The HIV Closet
I don’t care if you are a Gay person, a Straight woman or Straight man: it is a part of you and a part of who you are. You might deny it, but to do so is not only futile, but is also very damaging to your own psyche. In the same way, HIV is now part of who you are. It will be with you until you die, and that is just the way it is. So, do you by any stretch of the imagination consider it prudent to try to hide this very part of you, and not disclose for the next 10, 20, 30 or 40 years? Whew, that would place such a strain on your own mind, heart and persona that sooner or later you are going to crumble. Part of the acceptance of HIV and living with it is that very nasty subject of disclosure. How difficult is it going to be to go through the next 30 years making every effort in your being to keep this secret from everyone that touches your life? How difficult is it going to be to try to trust someone enough to become a good friend, knowing that some day in the future, that friend might make a slip and let your secret out of the bag? Remember, HIV is for a life time. That is a very long time.
Considering this factor, was one of the most liberating and empowering things that I have learned while living with HIV. Acknowledging that you are in fact HIV+ is one of the biggest and most daunting hurdles that you must conquer, and disclosure to family, friends and work, then sets you up to “create” a new and exciting life while “Living WITH HIV/AIDS” and not IT living with you! I realize that it all sounds like semantics, but I assure you that all long term survivors that have been self empowered, have at some time in their lives taken the bull by the horns and come out of the HIV closet. Many of us have nailed the damn thing shut, which then frees us up to do and create exciting things for our lives with the consideration of our HIV limitations. Remember, I was confined to bed for the better part of three years, and from then confined to a wheel chair for another five years. Now when I cannot walk, I mount my electric Zippy Cart and off I go, with my red ribbon firmly stuck to the back and in plain view of anyone that isn’t blind. Am I special for that? No, not one iota, but do I gain comfort in the fact that I will not let HIV get me down and crush my life? That is a definite yes. I try to celebrate life, even when my head is in the toilet every morning, barfing up what is left of the Trizivir from the night before. It is just part of life as I now know it.
Many have suggested that when living with HIV, one must stay flexible and that plans are always tenuous at best.
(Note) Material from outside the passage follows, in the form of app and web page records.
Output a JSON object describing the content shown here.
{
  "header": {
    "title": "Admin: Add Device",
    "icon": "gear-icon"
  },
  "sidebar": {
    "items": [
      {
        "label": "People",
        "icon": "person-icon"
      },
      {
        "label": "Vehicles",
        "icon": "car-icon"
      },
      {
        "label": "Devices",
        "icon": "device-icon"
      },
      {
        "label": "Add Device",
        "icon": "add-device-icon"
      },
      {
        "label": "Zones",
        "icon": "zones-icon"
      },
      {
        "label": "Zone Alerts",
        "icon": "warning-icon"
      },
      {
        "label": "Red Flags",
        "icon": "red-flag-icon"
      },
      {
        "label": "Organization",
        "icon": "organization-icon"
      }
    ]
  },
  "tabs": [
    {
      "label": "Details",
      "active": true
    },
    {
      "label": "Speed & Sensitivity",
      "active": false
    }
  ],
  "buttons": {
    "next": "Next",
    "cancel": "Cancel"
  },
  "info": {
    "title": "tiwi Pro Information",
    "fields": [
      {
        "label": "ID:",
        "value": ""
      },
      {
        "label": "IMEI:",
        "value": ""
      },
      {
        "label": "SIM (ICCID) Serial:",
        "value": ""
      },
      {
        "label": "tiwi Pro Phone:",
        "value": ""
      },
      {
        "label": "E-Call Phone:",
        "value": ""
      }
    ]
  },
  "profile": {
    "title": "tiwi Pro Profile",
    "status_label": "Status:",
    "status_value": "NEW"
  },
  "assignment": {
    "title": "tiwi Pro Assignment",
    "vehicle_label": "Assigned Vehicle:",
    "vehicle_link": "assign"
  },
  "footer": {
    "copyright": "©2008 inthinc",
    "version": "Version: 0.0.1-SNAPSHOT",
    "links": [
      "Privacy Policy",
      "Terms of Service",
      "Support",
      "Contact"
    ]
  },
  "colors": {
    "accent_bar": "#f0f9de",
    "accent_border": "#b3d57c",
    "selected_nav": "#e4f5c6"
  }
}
This I have found to be very true, and when making plans, I must consider that my body might change those plans. I cannot get all worked up over that reality, but only accept that maybe I shouldn’t have made the plans I made for that period of time.
Please look at the message 1 have given you here, and please remember that part of your survival and good health in the future will totally depend on how you deal with the virus, both physically and emotionally, and coming out of that damn closet of secrecy will change your life, and do so in a positive direction. Oh yes, some in your family will shit all over themselves, but this is not their life. They gave you life, and for you to take this bug and force you into the darkness for the next 30 years would be so very sad and destructive. There are many, many of us out here that have nailed the closet of secrecy closed for good, and I must tell you. I don’t miss that thing at all. It was totally miserable.
These are my thoughts.